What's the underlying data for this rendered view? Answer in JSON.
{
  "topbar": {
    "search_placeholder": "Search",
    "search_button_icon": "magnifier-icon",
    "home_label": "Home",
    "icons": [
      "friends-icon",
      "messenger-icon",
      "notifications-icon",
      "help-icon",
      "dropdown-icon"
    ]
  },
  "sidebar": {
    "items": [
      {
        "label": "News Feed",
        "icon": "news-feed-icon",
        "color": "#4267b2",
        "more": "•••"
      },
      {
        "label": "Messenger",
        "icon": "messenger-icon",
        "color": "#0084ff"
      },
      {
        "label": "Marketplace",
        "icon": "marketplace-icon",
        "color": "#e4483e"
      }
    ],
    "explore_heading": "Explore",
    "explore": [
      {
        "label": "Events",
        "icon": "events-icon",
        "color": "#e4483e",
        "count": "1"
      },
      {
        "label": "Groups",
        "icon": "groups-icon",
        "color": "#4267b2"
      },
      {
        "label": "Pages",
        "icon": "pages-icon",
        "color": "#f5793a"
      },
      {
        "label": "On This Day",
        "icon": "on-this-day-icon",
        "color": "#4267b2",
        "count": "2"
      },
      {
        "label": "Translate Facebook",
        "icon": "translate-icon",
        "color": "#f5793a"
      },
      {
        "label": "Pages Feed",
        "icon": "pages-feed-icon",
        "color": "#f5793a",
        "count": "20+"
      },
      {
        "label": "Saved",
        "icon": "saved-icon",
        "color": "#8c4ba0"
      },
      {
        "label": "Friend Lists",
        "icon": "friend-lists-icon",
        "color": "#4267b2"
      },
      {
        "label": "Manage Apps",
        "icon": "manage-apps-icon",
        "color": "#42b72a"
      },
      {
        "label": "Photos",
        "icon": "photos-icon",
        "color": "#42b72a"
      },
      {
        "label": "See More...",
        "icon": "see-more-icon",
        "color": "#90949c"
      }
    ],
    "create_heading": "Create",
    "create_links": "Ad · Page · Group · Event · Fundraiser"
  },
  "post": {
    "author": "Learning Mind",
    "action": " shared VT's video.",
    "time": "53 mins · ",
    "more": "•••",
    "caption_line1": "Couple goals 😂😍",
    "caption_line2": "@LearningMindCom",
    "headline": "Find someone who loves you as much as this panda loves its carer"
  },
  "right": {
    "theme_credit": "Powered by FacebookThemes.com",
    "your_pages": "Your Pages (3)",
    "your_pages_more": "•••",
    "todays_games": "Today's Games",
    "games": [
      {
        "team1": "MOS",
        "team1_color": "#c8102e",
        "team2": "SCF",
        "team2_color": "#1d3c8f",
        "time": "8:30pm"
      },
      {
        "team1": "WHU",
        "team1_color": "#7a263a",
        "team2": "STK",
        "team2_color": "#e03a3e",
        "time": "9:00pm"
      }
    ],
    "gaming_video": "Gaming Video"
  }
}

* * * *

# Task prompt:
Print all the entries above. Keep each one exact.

# Solution:
What's the underlying data for this rendered view? Answer in JSON.
{
  "topbar": {
    "search_placeholder": "Search",
    "search_button_icon": "magnifier-icon",
    "home_label": "Home",
    "icons": [
      "friends-icon",
      "messenger-icon",
      "notifications-icon",
      "help-icon",
      "dropdown-icon"
    ]
  },
  "sidebar": {
    "items": [
      {
        "label": "News Feed",
        "icon": "news-feed-icon",
        "color": "#4267b2",
        "more": "•••"
      },
      {
        "label": "Messenger",
        "icon": "messenger-icon",
        "color": "#0084ff"
      },
      {
        "label": "Marketplace",
        "icon": "marketplace-icon",
        "color": "#e4483e"
      }
    ],
    "explore_heading": "Explore",
    "explore": [
      {
        "label": "Events",
        "icon": "events-icon",
        "color": "#e4483e",
        "count": "1"
      },
      {
        "label": "Groups",
        "icon": "groups-icon",
        "color": "#4267b2"
      },
      {
        "label": "Pages",
        "icon": "pages-icon",
        "color": "#f5793a"
      },
      {
        "label": "On This Day",
        "icon": "on-this-day-icon",
        "color": "#4267b2",
        "count": "2"
      },
      {
        "label": "Translate Facebook",
        "icon": "translate-icon",
        "color": "#f5793a"
      },
      {
        "label": "Pages Feed",
        "icon": "pages-feed-icon",
        "color": "#f5793a",
        "count": "20+"
      },
      {
        "label": "Saved",
        "icon": "saved-icon",
        "color": "#8c4ba0"
      },
      {
        "label": "Friend Lists",
        "icon": "friend-lists-icon",
        "color": "#4267b2"
      },
      {
        "label": "Manage Apps",
        "icon": "manage-apps-icon",
        "color": "#42b72a"
      },
      {
        "label": "Photos",
        "icon": "photos-icon",
        "color": "#42b72a"
      },
      {
        "label": "See More...",
        "icon": "see-more-icon",
        "color": "#90949c"
      }
    ],
    "create_heading": "Create",
    "create_links": "Ad · Page · Group · Event · Fundraiser"
  },
  "post": {
    "author": "Learning Mind",
    "action": " shared VT's video.",
    "time": "53 mins · ",
    "more": "•••",
    "caption_line1": "Couple goals 😂😍",
    "caption_line2": "@LearningMindCom",
    "headline": "Find someone who loves you as much as this panda loves its carer"
  },
  "right": {
    "theme_credit": "Powered by FacebookThemes.com",
    "your_pages": "Your Pages (3)",
    "your_pages_more": "•••",
    "todays_games": "Today's Games",
    "games": [
      {
        "team1": "MOS",
        "team1_color": "#c8102e",
        "team2": "SCF",
        "team2_color": "#1d3c8f",
        "time": "8:30pm"
      },
      {
        "team1": "WHU",
        "team1_color": "#7a263a",
        "team2": "STK",
        "team2_color": "#e03a3e",
        "time": "9:00pm"
      }
    ],
    "gaming_video": "Gaming Video"
  }
}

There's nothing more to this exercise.